  • François-Marie-Casimir Négrier (1788-1848) (heart).
  • Robert Nivelle (1856-1924).
  • Nicolas d’Orange des Roches, Governor 1696-1705.
  • Philippe Antoine d’Ornano (1784-1863), Marshal of France, Governor 1853-1863.
  • Nicolas Oudinot (1767-1847), Marshal of the Empire, Governor 1842-1847.
  • Paul Pau (1848-1932).
  • Aimable Pélissier (1794-1864), Marshal of France.
  • Henri Putz (1859-1925).
  • Antoine Rodes, Governor 1944-1951.
  • Pierre Alexis Ronarc’h (1865-1940).
  • Pierre Roques (1856-1920), creator of the French Air Force.
  • Claude Joseph Rouget de Lisle (1760-1836), army captain, author of France’s national anthem La Marseillaise.
  • Pierre Ruffey (1851-1928).
  • Auguste Regnaud de Saint-Jean d’Angély (1794-1870), Marshal of France.
  • Jacques Leroy de Saint-Arnaud (1798-1854), Marshal of France.
  • Maurice Sarrail (1856-1929).
  • Horace François Bastien Sébastiani de La Porta (1771-1851), Marshal of France.
  • Jean-Mathieu-Philibert Sérurier (1742-1819), Marshal of France, Governor 1804-1815.
  • Victor d’Urbal (1858-1943).
  • Sylvain Charles Valée (1773-1846), Marshal of France.

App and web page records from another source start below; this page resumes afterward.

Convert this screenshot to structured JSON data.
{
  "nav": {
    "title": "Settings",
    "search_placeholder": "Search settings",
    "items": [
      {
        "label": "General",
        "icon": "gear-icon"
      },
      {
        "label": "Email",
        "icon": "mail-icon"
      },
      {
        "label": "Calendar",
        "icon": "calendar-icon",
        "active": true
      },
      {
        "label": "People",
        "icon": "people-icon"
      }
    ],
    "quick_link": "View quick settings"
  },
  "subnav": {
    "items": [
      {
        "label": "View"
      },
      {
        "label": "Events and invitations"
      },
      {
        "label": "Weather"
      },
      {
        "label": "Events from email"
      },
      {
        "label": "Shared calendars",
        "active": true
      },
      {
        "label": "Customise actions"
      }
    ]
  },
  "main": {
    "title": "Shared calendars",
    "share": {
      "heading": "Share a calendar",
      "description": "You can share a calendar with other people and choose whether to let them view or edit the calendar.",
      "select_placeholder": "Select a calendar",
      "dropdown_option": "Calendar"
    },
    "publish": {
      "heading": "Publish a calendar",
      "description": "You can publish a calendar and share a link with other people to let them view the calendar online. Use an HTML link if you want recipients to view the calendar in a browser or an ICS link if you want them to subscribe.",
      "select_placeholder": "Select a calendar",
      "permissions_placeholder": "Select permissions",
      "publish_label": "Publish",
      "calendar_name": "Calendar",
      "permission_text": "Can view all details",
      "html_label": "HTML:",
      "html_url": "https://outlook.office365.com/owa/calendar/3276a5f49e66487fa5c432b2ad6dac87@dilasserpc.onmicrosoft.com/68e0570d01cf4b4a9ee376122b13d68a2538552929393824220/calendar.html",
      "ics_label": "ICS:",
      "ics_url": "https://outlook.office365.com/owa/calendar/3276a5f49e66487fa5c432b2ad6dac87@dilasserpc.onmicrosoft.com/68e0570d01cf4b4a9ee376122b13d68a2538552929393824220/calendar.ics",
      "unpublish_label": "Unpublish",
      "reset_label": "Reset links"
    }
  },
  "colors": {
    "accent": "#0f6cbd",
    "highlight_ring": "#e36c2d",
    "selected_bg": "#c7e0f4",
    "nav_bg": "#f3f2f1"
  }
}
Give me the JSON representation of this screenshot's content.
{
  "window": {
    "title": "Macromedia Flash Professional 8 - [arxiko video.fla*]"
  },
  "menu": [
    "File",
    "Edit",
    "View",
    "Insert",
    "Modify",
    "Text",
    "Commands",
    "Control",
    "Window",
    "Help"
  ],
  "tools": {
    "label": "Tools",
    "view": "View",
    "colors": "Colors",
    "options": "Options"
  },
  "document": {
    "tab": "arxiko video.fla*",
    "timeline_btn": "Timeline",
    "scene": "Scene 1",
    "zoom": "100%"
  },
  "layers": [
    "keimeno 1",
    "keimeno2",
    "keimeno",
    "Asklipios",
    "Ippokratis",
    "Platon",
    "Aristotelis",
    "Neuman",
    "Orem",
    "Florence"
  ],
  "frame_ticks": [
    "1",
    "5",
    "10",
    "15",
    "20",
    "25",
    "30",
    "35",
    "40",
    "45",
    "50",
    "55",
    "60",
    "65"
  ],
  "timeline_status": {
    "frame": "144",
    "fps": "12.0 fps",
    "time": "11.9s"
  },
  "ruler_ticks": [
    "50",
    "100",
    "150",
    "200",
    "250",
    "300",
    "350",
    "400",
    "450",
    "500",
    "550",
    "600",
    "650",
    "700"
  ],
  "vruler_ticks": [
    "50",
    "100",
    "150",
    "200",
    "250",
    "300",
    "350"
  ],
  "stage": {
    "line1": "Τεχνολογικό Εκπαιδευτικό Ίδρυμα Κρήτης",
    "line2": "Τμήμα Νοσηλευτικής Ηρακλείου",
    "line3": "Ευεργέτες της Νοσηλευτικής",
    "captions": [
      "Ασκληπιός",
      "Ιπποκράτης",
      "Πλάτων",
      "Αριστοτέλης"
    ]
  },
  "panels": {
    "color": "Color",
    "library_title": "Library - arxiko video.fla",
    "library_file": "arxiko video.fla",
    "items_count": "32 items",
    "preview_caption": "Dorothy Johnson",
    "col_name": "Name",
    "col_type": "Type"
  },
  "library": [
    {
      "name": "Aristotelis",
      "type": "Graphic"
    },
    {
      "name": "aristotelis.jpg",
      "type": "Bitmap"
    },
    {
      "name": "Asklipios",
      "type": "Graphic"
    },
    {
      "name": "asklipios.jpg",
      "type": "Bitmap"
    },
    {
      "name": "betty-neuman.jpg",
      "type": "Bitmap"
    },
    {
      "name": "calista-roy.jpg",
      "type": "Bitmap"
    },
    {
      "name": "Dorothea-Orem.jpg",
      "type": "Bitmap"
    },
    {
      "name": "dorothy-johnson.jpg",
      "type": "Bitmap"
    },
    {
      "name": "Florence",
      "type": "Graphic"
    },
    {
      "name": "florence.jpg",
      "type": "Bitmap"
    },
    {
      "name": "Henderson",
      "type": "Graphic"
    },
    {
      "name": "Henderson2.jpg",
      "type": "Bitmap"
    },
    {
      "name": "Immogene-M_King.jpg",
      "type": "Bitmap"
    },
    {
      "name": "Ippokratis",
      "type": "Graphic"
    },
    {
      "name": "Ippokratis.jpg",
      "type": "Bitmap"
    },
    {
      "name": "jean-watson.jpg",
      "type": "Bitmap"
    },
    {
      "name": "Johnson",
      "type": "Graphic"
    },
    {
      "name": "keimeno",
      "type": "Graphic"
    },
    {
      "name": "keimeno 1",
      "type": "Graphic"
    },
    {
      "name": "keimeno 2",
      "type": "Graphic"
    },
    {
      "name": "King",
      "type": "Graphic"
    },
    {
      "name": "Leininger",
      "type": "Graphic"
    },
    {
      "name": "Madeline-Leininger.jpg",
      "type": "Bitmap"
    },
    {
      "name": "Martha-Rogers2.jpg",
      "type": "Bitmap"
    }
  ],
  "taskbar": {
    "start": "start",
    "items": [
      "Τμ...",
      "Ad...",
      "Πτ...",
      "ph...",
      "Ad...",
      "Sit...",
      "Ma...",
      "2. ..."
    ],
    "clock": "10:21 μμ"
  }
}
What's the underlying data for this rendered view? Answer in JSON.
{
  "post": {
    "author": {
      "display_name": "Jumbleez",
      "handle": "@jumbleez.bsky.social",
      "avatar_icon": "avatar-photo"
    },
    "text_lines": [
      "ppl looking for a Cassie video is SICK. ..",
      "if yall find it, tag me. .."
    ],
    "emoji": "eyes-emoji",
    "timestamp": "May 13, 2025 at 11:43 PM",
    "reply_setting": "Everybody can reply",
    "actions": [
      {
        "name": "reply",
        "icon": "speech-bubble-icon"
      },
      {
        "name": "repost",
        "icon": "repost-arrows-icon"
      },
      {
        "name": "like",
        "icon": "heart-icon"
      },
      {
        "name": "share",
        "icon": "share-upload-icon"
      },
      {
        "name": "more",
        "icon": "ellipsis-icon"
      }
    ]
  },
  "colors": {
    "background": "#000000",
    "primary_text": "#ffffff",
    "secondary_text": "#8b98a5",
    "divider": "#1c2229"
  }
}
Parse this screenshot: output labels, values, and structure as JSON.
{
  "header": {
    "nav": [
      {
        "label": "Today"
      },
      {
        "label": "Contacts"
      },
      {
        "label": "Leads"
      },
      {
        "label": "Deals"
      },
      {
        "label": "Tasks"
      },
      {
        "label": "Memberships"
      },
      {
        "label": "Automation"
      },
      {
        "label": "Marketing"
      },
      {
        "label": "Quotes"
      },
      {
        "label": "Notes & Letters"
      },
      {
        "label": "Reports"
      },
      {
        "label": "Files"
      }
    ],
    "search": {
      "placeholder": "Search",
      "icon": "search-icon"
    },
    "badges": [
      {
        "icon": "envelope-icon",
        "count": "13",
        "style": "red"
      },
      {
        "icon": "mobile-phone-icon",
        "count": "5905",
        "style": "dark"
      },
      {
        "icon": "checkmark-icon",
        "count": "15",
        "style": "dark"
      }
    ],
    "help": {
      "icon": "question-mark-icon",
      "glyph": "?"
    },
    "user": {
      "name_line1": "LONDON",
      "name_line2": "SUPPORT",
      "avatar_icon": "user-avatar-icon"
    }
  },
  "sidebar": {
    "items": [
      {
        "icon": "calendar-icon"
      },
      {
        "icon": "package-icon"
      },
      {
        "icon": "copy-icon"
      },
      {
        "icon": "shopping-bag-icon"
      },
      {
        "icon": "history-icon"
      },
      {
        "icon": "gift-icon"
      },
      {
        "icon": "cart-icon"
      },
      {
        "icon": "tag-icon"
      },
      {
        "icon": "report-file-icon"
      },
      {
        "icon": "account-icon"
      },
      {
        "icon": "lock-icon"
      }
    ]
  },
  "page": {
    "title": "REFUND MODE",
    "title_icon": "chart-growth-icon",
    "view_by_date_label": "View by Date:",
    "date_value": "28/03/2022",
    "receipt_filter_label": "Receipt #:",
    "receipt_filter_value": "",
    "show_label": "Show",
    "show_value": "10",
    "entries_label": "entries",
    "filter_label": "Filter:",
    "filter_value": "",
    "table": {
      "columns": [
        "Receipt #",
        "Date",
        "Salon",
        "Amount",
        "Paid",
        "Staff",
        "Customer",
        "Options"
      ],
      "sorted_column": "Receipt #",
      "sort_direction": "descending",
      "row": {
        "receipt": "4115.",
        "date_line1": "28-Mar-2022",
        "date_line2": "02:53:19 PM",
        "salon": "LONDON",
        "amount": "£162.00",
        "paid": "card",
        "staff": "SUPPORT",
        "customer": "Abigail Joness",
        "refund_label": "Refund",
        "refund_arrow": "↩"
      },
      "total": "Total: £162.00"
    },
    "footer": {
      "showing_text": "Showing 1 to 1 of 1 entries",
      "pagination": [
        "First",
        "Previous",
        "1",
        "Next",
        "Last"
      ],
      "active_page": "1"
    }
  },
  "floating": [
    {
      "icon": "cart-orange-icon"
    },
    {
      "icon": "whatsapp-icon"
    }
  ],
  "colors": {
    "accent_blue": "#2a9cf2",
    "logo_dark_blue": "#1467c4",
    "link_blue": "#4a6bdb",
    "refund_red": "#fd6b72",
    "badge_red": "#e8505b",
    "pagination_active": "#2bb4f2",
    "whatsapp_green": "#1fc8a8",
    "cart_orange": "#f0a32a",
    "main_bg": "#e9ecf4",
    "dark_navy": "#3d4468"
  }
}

Two of these, Gabriel Malleterre and Philippe Leclerc de Hauteclocque, are also honoured with a plaque inside the Saint-Louis-des-Invalides cathedral. Another plaque honours Jean de Lattre de Tassigny (1889-1952), posthumous Marshal of France, commander of the French First Army during World War II and later commander in the First Indochina War, who is buried in Mouilleron-en-Pareds.

Advertisements

Leave a Reply

This site uses Akismet to reduce spam. Learn how your comment data is processed.